--- Action item ---
A single number is the required answer: the count of lines in the listing below that hold the string "Return".

--- Dataset excerpts ---
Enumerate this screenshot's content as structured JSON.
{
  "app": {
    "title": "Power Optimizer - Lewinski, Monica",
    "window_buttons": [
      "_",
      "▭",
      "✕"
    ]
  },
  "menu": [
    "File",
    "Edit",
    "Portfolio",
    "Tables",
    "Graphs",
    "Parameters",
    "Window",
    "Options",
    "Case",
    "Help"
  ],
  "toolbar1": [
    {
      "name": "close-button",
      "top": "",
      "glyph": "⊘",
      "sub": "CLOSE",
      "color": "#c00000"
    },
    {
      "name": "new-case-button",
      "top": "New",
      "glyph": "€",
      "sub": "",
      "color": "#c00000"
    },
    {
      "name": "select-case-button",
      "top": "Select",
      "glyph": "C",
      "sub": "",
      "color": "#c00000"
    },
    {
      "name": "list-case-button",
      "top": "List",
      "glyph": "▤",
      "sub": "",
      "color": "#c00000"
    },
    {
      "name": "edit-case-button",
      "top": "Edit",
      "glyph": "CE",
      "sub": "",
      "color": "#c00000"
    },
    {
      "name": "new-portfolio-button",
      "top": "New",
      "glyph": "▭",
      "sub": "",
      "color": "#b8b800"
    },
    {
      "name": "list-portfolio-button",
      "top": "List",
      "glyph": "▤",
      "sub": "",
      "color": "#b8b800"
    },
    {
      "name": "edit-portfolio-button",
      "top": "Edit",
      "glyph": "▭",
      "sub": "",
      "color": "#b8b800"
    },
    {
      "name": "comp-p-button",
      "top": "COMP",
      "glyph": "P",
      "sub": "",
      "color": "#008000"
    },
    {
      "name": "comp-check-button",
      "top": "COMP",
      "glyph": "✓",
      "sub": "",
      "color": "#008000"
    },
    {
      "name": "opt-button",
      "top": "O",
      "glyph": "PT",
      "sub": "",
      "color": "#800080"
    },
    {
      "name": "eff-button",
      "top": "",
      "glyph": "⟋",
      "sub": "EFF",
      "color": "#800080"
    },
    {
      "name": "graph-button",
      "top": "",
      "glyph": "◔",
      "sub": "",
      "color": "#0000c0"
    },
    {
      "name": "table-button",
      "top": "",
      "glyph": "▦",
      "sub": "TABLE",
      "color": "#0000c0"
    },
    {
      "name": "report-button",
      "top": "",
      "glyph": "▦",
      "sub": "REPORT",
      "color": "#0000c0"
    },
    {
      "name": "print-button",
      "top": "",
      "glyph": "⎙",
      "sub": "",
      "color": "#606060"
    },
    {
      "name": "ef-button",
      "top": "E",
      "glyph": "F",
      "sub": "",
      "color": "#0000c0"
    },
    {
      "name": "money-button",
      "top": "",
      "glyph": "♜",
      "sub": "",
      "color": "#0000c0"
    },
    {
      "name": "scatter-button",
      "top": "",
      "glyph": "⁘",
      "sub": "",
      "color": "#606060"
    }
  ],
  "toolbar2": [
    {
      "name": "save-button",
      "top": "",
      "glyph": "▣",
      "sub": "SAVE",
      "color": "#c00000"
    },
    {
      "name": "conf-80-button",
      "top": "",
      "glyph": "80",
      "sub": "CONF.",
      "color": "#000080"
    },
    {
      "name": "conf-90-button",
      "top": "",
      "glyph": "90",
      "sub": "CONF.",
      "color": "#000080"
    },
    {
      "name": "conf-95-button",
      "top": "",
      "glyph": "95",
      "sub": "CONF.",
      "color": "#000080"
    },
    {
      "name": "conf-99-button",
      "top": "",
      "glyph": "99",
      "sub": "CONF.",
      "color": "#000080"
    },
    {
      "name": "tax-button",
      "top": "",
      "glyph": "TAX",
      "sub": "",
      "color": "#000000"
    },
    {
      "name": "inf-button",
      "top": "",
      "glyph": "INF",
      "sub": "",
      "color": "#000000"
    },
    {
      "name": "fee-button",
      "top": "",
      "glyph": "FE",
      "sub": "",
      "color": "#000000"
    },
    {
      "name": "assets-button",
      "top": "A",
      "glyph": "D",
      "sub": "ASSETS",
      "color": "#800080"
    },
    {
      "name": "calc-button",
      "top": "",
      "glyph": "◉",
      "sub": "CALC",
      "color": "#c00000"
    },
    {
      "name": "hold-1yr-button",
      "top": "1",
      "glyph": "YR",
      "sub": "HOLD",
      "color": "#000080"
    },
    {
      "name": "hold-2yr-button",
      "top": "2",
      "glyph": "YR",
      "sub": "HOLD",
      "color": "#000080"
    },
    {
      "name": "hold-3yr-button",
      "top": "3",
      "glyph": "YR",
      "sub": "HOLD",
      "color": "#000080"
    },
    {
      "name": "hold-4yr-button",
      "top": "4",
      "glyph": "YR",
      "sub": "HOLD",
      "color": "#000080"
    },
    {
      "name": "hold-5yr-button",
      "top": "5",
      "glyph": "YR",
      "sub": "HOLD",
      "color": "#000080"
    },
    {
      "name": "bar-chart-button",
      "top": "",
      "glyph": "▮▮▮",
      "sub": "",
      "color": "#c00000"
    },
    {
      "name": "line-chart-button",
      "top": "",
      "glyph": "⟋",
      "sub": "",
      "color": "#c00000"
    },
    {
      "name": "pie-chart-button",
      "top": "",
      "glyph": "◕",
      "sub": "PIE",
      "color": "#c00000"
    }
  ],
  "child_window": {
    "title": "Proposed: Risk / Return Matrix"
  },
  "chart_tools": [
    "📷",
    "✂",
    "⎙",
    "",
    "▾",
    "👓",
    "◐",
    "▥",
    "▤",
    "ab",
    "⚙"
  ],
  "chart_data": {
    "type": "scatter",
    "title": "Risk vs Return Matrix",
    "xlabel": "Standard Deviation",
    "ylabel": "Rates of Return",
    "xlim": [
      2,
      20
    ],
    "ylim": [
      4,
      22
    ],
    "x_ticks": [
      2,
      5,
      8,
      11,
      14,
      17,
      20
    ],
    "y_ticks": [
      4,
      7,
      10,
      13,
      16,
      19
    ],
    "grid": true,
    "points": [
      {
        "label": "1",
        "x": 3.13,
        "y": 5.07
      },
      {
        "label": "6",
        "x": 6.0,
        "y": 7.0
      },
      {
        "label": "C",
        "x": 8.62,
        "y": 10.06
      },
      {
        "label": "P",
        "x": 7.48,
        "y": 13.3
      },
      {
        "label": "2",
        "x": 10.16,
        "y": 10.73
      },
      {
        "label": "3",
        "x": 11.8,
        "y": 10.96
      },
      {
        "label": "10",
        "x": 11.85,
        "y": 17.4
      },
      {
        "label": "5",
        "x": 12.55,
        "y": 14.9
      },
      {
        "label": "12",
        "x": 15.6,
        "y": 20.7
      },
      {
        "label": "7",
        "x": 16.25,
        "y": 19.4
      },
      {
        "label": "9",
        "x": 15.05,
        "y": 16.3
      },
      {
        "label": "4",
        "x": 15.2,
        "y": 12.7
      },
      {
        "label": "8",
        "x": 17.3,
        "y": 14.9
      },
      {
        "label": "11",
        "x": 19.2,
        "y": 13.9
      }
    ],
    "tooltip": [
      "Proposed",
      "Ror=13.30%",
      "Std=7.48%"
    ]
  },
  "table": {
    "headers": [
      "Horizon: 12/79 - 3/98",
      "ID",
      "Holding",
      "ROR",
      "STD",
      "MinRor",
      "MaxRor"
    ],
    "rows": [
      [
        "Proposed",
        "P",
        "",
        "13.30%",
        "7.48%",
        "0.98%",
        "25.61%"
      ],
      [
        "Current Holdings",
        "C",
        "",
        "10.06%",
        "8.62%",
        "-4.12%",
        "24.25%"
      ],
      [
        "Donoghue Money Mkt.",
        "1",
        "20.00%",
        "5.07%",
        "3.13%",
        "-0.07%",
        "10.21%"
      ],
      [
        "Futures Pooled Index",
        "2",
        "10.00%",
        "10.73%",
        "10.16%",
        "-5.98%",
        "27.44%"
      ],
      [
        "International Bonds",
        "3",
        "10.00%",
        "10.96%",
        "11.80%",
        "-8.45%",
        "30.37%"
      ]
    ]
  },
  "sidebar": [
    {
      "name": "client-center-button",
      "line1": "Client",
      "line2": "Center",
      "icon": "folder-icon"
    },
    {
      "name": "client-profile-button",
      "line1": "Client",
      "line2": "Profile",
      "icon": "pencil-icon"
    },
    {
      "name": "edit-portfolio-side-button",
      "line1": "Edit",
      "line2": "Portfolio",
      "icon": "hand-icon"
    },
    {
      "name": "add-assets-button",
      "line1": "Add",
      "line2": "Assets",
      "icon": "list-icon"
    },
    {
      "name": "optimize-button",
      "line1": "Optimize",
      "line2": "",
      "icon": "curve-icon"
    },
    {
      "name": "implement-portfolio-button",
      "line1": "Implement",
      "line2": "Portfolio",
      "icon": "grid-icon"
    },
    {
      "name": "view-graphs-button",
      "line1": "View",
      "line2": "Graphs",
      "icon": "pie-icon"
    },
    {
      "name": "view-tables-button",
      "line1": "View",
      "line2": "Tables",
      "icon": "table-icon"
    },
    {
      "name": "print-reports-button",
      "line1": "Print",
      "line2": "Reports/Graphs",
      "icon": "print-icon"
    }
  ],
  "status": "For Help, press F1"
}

--- Output for this task ---
3